Both parents have the right to parental leave so each can take up to 18 weeks leave per child, to be used before the child’s 18th birthday.
Normally you have to take parental leave in blocks of one week or more. However, parents of a child on Disability Living Allowance (see this page) or Personal Independence Payment (see this page in the Adults’ section) can take leave one day at a time. This means you could use parental leave for regular hospital visits.
The maximum amount of leave a parent can take for any one child in one year is normally four weeks, but your employer can let you take a longer period of parental leave each year if they wish.
If you take four weeks parental leave or less you’re guaranteed you can return to your same job. If you take more than four weeks and it’s not reasonably possible for you to be allowed to return to your old job, you’re entitled to a similar job with the same or better status as the previous one.
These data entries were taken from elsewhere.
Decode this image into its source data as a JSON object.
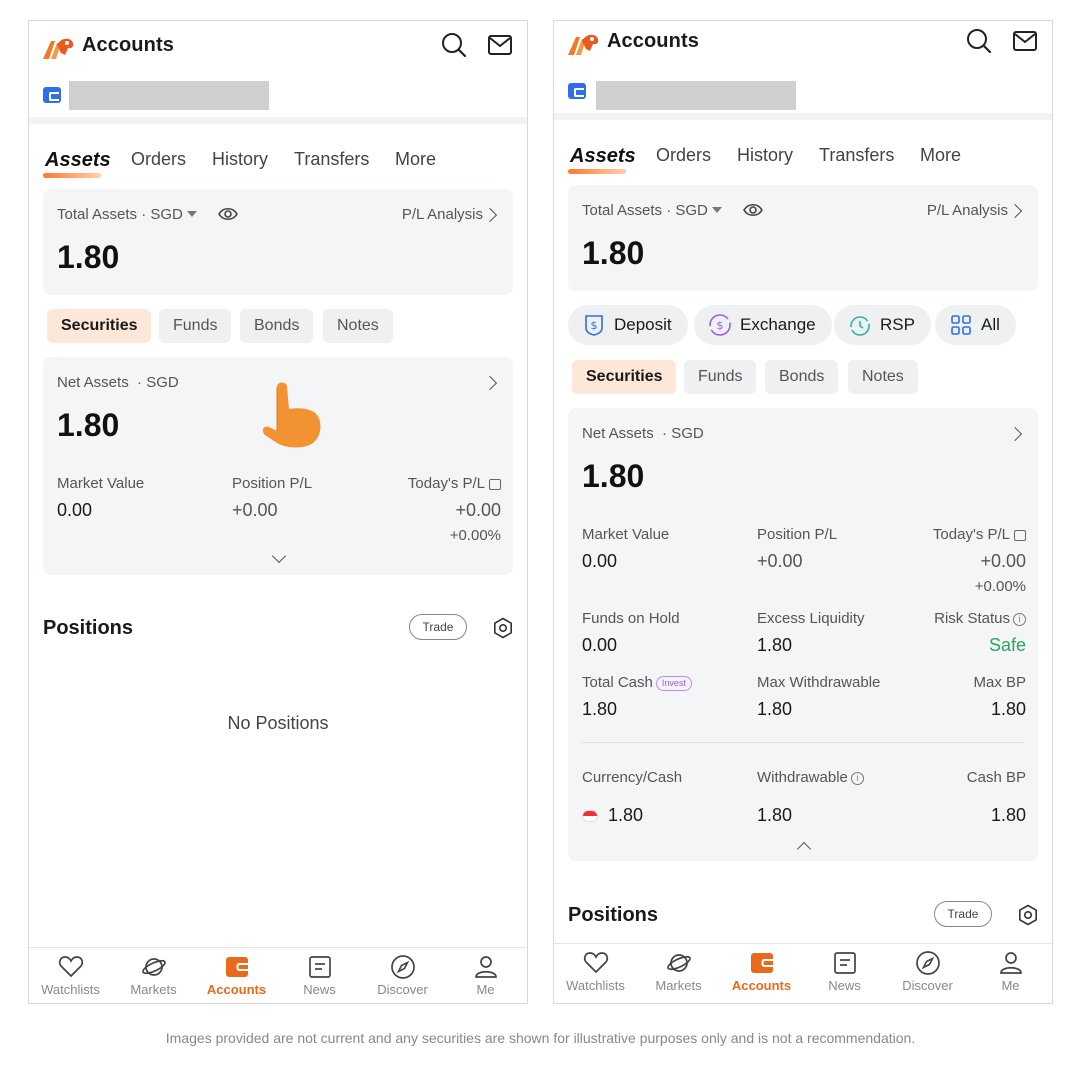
{
  "left": {
    "header": {
      "title": "Accounts"
    },
    "tabs": [
      "Assets",
      "Orders",
      "History",
      "Transfers",
      "More"
    ],
    "total_assets": {
      "label": "Total Assets",
      "currency": "· SGD",
      "pl_link": "P/L Analysis",
      "value": "1.80"
    },
    "asset_types": [
      "Securities",
      "Funds",
      "Bonds",
      "Notes"
    ],
    "net_assets": {
      "label": "Net Assets",
      "currency": "· SGD",
      "value": "1.80",
      "market_value_label": "Market Value",
      "market_value": "0.00",
      "position_pl_label": "Position P/L",
      "position_pl": "+0.00",
      "todays_pl_label": "Today's P/L",
      "todays_pl": "+0.00",
      "todays_pl_pct": "+0.00%"
    },
    "positions": {
      "title": "Positions",
      "trade_label": "Trade",
      "empty_text": "No Positions"
    }
  },
  "right": {
    "header": {
      "title": "Accounts"
    },
    "tabs": [
      "Assets",
      "Orders",
      "History",
      "Transfers",
      "More"
    ],
    "total_assets": {
      "label": "Total Assets",
      "currency": "· SGD",
      "pl_link": "P/L Analysis",
      "value": "1.80"
    },
    "actions": [
      "Deposit",
      "Exchange",
      "RSP",
      "All"
    ],
    "asset_types": [
      "Securities",
      "Funds",
      "Bonds",
      "Notes"
    ],
    "net_assets": {
      "label": "Net Assets",
      "currency": "· SGD",
      "value": "1.80",
      "market_value_label": "Market Value",
      "market_value": "0.00",
      "position_pl_label": "Position P/L",
      "position_pl": "+0.00",
      "todays_pl_label": "Today's P/L",
      "todays_pl": "+0.00",
      "todays_pl_pct": "+0.00%",
      "funds_on_hold_label": "Funds on Hold",
      "funds_on_hold": "0.00",
      "excess_liquidity_label": "Excess Liquidity",
      "excess_liquidity": "1.80",
      "risk_status_label": "Risk Status",
      "risk_status": "Safe",
      "total_cash_label": "Total Cash",
      "invest_badge": "Invest",
      "total_cash": "1.80",
      "max_withdrawable_label": "Max Withdrawable",
      "max_withdrawable": "1.80",
      "max_bp_label": "Max BP",
      "max_bp": "1.80",
      "currency_cash_label": "Currency/Cash",
      "currency_cash": "1.80",
      "withdrawable_label": "Withdrawable",
      "withdrawable": "1.80",
      "cash_bp_label": "Cash BP",
      "cash_bp": "1.80"
    },
    "positions": {
      "title": "Positions",
      "trade_label": "Trade"
    }
  },
  "nav": [
    "Watchlists",
    "Markets",
    "Accounts",
    "News",
    "Discover",
    "Me"
  ],
  "footer": "Images provided are not current and any securities are shown for illustrative purposes only and is not a recommendation.",
  "colors": {
    "accent": "#e86a1c",
    "safe": "#2aa65d",
    "card": "#f4f5f7",
    "account_icon": "#2f6fe8"
  }
}
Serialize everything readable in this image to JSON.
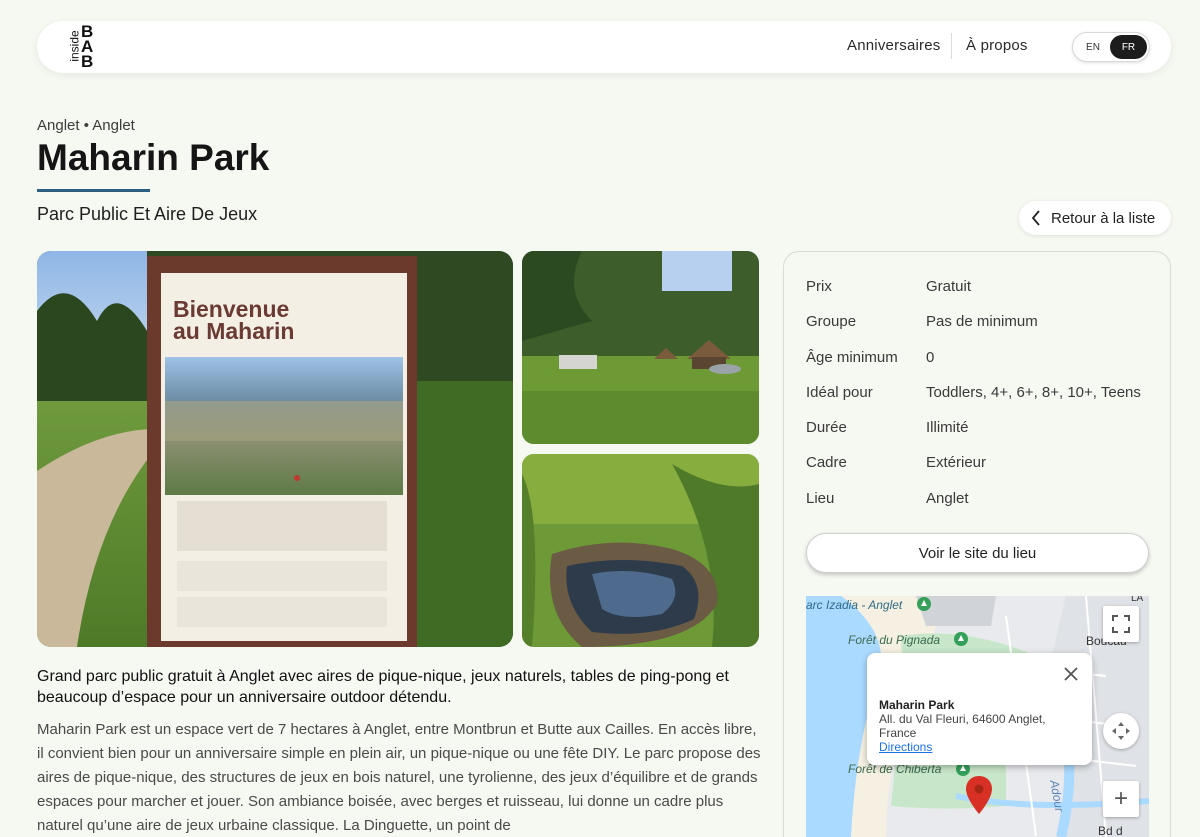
{
  "header": {
    "logo": {
      "small": "inside",
      "letters": [
        "B",
        "A",
        "B"
      ]
    },
    "nav": [
      {
        "label": "Anniversaires"
      },
      {
        "label": "À propos"
      }
    ],
    "lang": {
      "en": "EN",
      "fr": "FR",
      "active": "FR"
    }
  },
  "page": {
    "breadcrumb": "Anglet • Anglet",
    "title": "Maharin Park",
    "subtitle": "Parc Public Et Aire De Jeux",
    "back_label": "Retour à la liste",
    "accent_color": "#2b5e82"
  },
  "gallery": {
    "sign_title_line1": "Bienvenue",
    "sign_title_line2": "au Maharin"
  },
  "description": {
    "lead": "Grand parc public gratuit à Anglet avec aires de pique-nique, jeux naturels, tables de ping-pong et beaucoup d’espace pour un anniversaire outdoor détendu.",
    "body": "Maharin Park est un espace vert de 7 hectares à Anglet, entre Montbrun et Butte aux Cailles. En accès libre, il convient bien pour un anniversaire simple en plein air, un pique-nique ou une fête DIY. Le parc propose des aires de pique-nique, des structures de jeux en bois naturel, une tyrolienne, des jeux d’équilibre et de grands espaces pour marcher et jouer. Son ambiance boisée, avec berges et ruisseau, lui donne un cadre plus naturel qu’une aire de jeux urbaine classique. La Dinguette, un point de"
  },
  "info": {
    "rows": [
      {
        "label": "Prix",
        "value": "Gratuit"
      },
      {
        "label": "Groupe",
        "value": "Pas de minimum"
      },
      {
        "label": "Âge minimum",
        "value": "0"
      },
      {
        "label": "Idéal pour",
        "value": "Toddlers, 4+, 6+, 8+, 10+, Teens"
      },
      {
        "label": "Durée",
        "value": "Illimité"
      },
      {
        "label": "Cadre",
        "value": "Extérieur"
      },
      {
        "label": "Lieu",
        "value": "Anglet"
      }
    ],
    "site_button": "Voir le site du lieu"
  },
  "map": {
    "labels": {
      "izadia": "arc Izadia - Anglet",
      "pignada": "Forêt du Pignada",
      "chiberta": "Forêt de Chiberta",
      "boucau": "Boucau",
      "adour": "Adour",
      "bd": "Bd d",
      "la": "LA"
    },
    "popup": {
      "title": "Maharin Park",
      "address": "All. du Val Fleuri, 64600 Anglet, France",
      "directions": "Directions"
    },
    "zoom_in": "+"
  }
}
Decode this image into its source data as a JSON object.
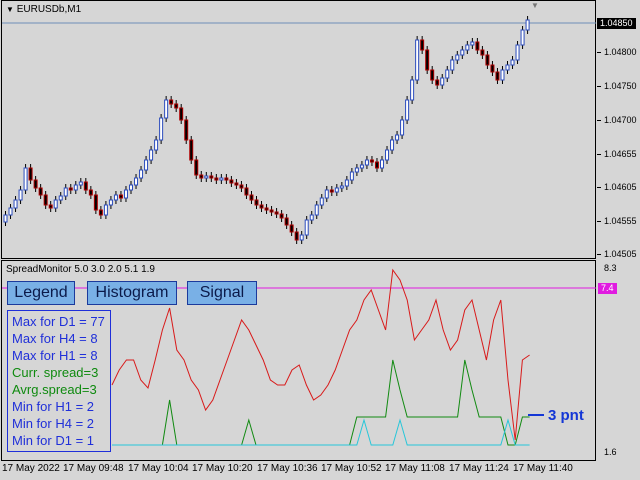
{
  "main_chart": {
    "title": "EURUSDb,M1",
    "price_ticks": [
      "1.04850",
      "1.04800",
      "1.04750",
      "1.04700",
      "1.04655",
      "1.04605",
      "1.04555",
      "1.04505"
    ],
    "current_price": "1.04850",
    "colors": {
      "bull_wick": "#000000",
      "bear": "#b20000",
      "bull": "#2a4bbd",
      "doji": "#1fa81f",
      "price_line": "#6e8fb8"
    }
  },
  "indicator": {
    "title": "SpreadMonitor 5.0 3.0 2.0 5.1 1.9",
    "scale_top": "8.3",
    "scale_bottom": "1.6",
    "level_label": "7.4",
    "buttons": {
      "legend": "Legend",
      "histogram": "Histogram",
      "signal": "Signal"
    },
    "stats": [
      {
        "text": "Max for D1 = 77",
        "color": "#1f2fd9"
      },
      {
        "text": "Max for H4 = 8",
        "color": "#1f2fd9"
      },
      {
        "text": "Max for H1 = 8",
        "color": "#1f2fd9"
      },
      {
        "text": "Curr. spread=3",
        "color": "#0f8a0f"
      },
      {
        "text": "Avrg.spread=3",
        "color": "#0f8a0f"
      },
      {
        "text": "Min for H1 = 2",
        "color": "#1f2fd9"
      },
      {
        "text": "Min for H4 = 2",
        "color": "#1f2fd9"
      },
      {
        "text": "Min for D1 = 1",
        "color": "#1f2fd9"
      }
    ],
    "current_label": "3 pnt",
    "colors": {
      "max": "#d81a1a",
      "avg": "#118a11",
      "min": "#27c6d9",
      "level": "#e01be0",
      "label": "#1437d6"
    }
  },
  "time_axis": [
    "17 May 2022",
    "17 May 09:48",
    "17 May 10:04",
    "17 May 10:20",
    "17 May 10:36",
    "17 May 10:52",
    "17 May 11:08",
    "17 May 11:24",
    "17 May 11:40"
  ]
}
Your employer can ask you to postpone your leave for up to six months if it would cause disruption to their business. If this happens to you, you can get specialist advice:
England, Scotland and Wales – people pay Council Tax:
If your home has been adapted or has features that are needed because someone with a disability lives there, you could get a reduction on your Council Tax bill. For example, this could be because you have an extra bathroom or kitchen, or extra space to use a wheelchair indoors. If your home is eligible, your Council Tax will be reduced to the band below, or by one-sixth if you’re in the lowest band.
There’s no set test to decide who’s eligible for this, so you will need to contact your local council to find out more. They may ask you for a letter from your GP.
Council tax may be reduced for other reasons. See:
Northern Ireland – people pay rates:
If you are on a low income, you may be able to get help with paying your rates through the Rate Relief Scheme or, for Universal Credit claimants, through a rate rebate. See: